Sitting just a seven minute drive away from Broken Head Holiday Park, the town of Byron Bay – named by Captain James Cook after the poet Lord Byron’s circumnavigator grandfather – acts as a beacon to thousands of tourists on an annual basis. And there’s a reason for that.
The beautiful Main Beach at Byron and the happy, carefree and ‘alternative’ ethos which has never really left the town since it became a fun-loving, hippy holiday hang-out in the early 1970s, for one (also it’s definitely tinged with an element of sophistication these days). Another is the subtropical rainforests nearby, such as Nightcap National Park and Minyon Falls (the latter being another excellent tourist trail).
The water at the beach is good for surfing while scuba diving and snorkelling are also popular past times at the town.
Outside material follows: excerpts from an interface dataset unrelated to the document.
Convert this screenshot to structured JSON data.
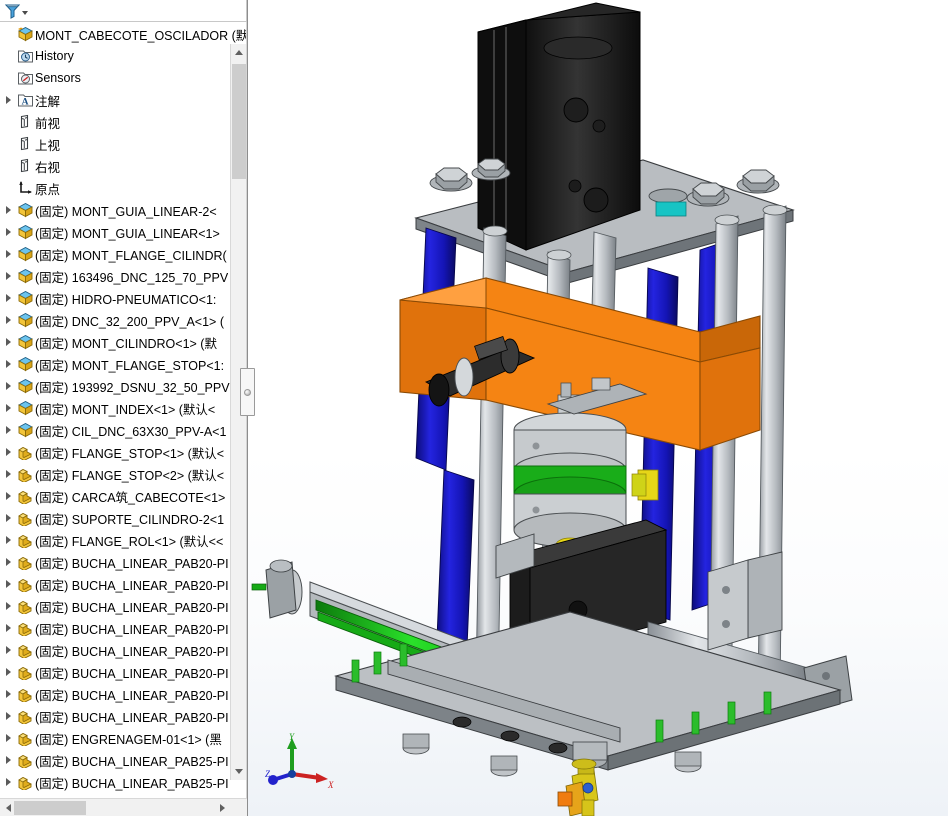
{
  "panel": {
    "filter": {
      "icon": "filter-funnel-icon",
      "dropdown_icon": "chevron-down-icon"
    },
    "root": {
      "label": "MONT_CABECOTE_OSCILADOR  (默",
      "icon": "assembly-icon"
    },
    "fixed_prefix": "(固定)",
    "static_items": [
      {
        "label": "History",
        "icon": "history-folder-icon",
        "expandable": false,
        "indent": 1
      },
      {
        "label": "Sensors",
        "icon": "sensors-folder-icon",
        "expandable": false,
        "indent": 1
      },
      {
        "label": "注解",
        "icon": "annotations-folder-icon",
        "expandable": true,
        "indent": 1
      },
      {
        "label": "前视",
        "icon": "plane-icon",
        "expandable": false,
        "indent": 1
      },
      {
        "label": "上视",
        "icon": "plane-icon",
        "expandable": false,
        "indent": 1
      },
      {
        "label": "右视",
        "icon": "plane-icon",
        "expandable": false,
        "indent": 1
      },
      {
        "label": "原点",
        "icon": "origin-icon",
        "expandable": false,
        "indent": 1
      }
    ],
    "components": [
      {
        "label": "(固定) MONT_GUIA_LINEAR-2<",
        "icon": "subassembly-icon"
      },
      {
        "label": "(固定) MONT_GUIA_LINEAR<1>",
        "icon": "subassembly-icon"
      },
      {
        "label": "(固定) MONT_FLANGE_CILINDR(",
        "icon": "subassembly-icon"
      },
      {
        "label": "(固定) 163496_DNC_125_70_PPV",
        "icon": "subassembly-icon"
      },
      {
        "label": "(固定) HIDRO-PNEUMATICO<1:",
        "icon": "subassembly-icon"
      },
      {
        "label": "(固定) DNC_32_200_PPV_A<1>  (",
        "icon": "subassembly-icon"
      },
      {
        "label": "(固定) MONT_CILINDRO<1>  (默",
        "icon": "subassembly-icon"
      },
      {
        "label": "(固定) MONT_FLANGE_STOP<1:",
        "icon": "subassembly-icon"
      },
      {
        "label": "(固定) 193992_DSNU_32_50_PPV",
        "icon": "subassembly-icon"
      },
      {
        "label": "(固定) MONT_INDEX<1>  (默认<",
        "icon": "subassembly-icon"
      },
      {
        "label": "(固定) CIL_DNC_63X30_PPV-A<1",
        "icon": "subassembly-icon"
      },
      {
        "label": "(固定) FLANGE_STOP<1>  (默认<",
        "icon": "part-icon"
      },
      {
        "label": "(固定) FLANGE_STOP<2>  (默认<",
        "icon": "part-icon"
      },
      {
        "label": "(固定) CARCA筑_CABECOTE<1>",
        "icon": "part-icon"
      },
      {
        "label": "(固定) SUPORTE_CILINDRO-2<1",
        "icon": "part-icon"
      },
      {
        "label": "(固定) FLANGE_ROL<1>  (默认<<",
        "icon": "part-icon"
      },
      {
        "label": "(固定) BUCHA_LINEAR_PAB20-PI",
        "icon": "part-icon"
      },
      {
        "label": "(固定) BUCHA_LINEAR_PAB20-PI",
        "icon": "part-icon"
      },
      {
        "label": "(固定) BUCHA_LINEAR_PAB20-PI",
        "icon": "part-icon"
      },
      {
        "label": "(固定) BUCHA_LINEAR_PAB20-PI",
        "icon": "part-icon"
      },
      {
        "label": "(固定) BUCHA_LINEAR_PAB20-PI",
        "icon": "part-icon"
      },
      {
        "label": "(固定) BUCHA_LINEAR_PAB20-PI",
        "icon": "part-icon"
      },
      {
        "label": "(固定) BUCHA_LINEAR_PAB20-PI",
        "icon": "part-icon"
      },
      {
        "label": "(固定) BUCHA_LINEAR_PAB20-PI",
        "icon": "part-icon"
      },
      {
        "label": "(固定) ENGRENAGEM-01<1>  (黑",
        "icon": "part-icon"
      },
      {
        "label": "(固定) BUCHA_LINEAR_PAB25-PI",
        "icon": "part-icon"
      },
      {
        "label": "(固定) BUCHA_LINEAR_PAB25-PI",
        "icon": "part-icon"
      }
    ],
    "scrollbar": {
      "v_up_icon": "scroll-up-arrow-icon",
      "v_down_icon": "scroll-down-arrow-icon",
      "h_left_icon": "scroll-left-arrow-icon",
      "h_right_icon": "scroll-right-arrow-icon"
    },
    "splitter_icon": "panel-collapse-handle-icon"
  },
  "viewport": {
    "triad": {
      "x_label": "X",
      "y_label": "Y",
      "z_label": "Z",
      "x_color": "#cc2222",
      "y_color": "#1f9e1f",
      "z_color": "#2222cc"
    },
    "model_name": "MONT_CABECOTE_OSCILADOR",
    "colors": {
      "steel_light": "#c3c6c9",
      "steel_mid": "#9aa0a5",
      "steel_dark": "#6f767c",
      "blue": "#1919d2",
      "blue_dark": "#0f0f8c",
      "orange": "#f07c10",
      "orange_dark": "#b85a06",
      "green": "#18c018",
      "green_dark": "#0e8c0e",
      "black": "#1a1a1a",
      "black_mid": "#2e2e2e",
      "yellow": "#e8d21a",
      "cyan": "#17c4c4",
      "background_top": "#ffffff",
      "background_bottom": "#eef2f7"
    }
  }
}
Those whose interests are more culinary focused will love browsing through the 70-odd stalls at the famers’ market at the Butler Street Reserve on Thursdays. A craft market meanwhile takes place at the same spot on the first Sunday of the month. Railway Park plays host to an artisan market every Saturday evening.
10. Walk to towns near Byron Bay
Bangalow, Newrybar and Coopers Shoot are all towns within easy reach of Byron Bay (around 15 minutes). Then there is Nimbin – one of the more colourful of the hippy destinations of the 70s thanks to its famous communes at the time. Further on from Nimbin, at Lillian Rock the Blue Knob Markets are worth experiencing on Saturdays for homemade and organic treats during your Byron Bay camping holiday.
11. Visit the underwater marine reserve
Julian Rocks is a marine reserve which sits 2.5km from the shore of Byron Bay. Named by Captain Cook in 1776, the reserve boasts more than 500 tropical and temperate fish. It’s also home to a number of seabirds. During the winter grey nurse sharks visit while in mid-summer leopard sharks can often be spotted. In autumn manta rays like to drop by.
As well as sea life there are also plenty of beautifully coloured sponges and both hard and soft corals. All dives to the marine reserve are supervised and it’s reached via a boat. The water temperature heats up to 25 degrees Celsius and visibility is around 20 metres.
12. See beauty spots further afield
- Lennox Head
Quaint with great views, and often referred to as Byron’s cooler cousin, Lennox Head boasts many charms, not least the small main street filled with cafes and restaurants selling simple homemade and delicious organic foods.
- Brunswick Heads
Just a 25 mile drive north from Lennox Head, sits the lovely seaside town of Brunswick Head with its protected ocean lagoon and excellent water breaks for surfing. Nearby Mullumbimby has plenty of vintage stores and organic food outlets and cafes.
So what do you think? We hope this helps with planning out your itinerary for your Byron Bay camping holiday. For further information on any of the above feel free to ask any of the staff at Broken Head Holiday Park.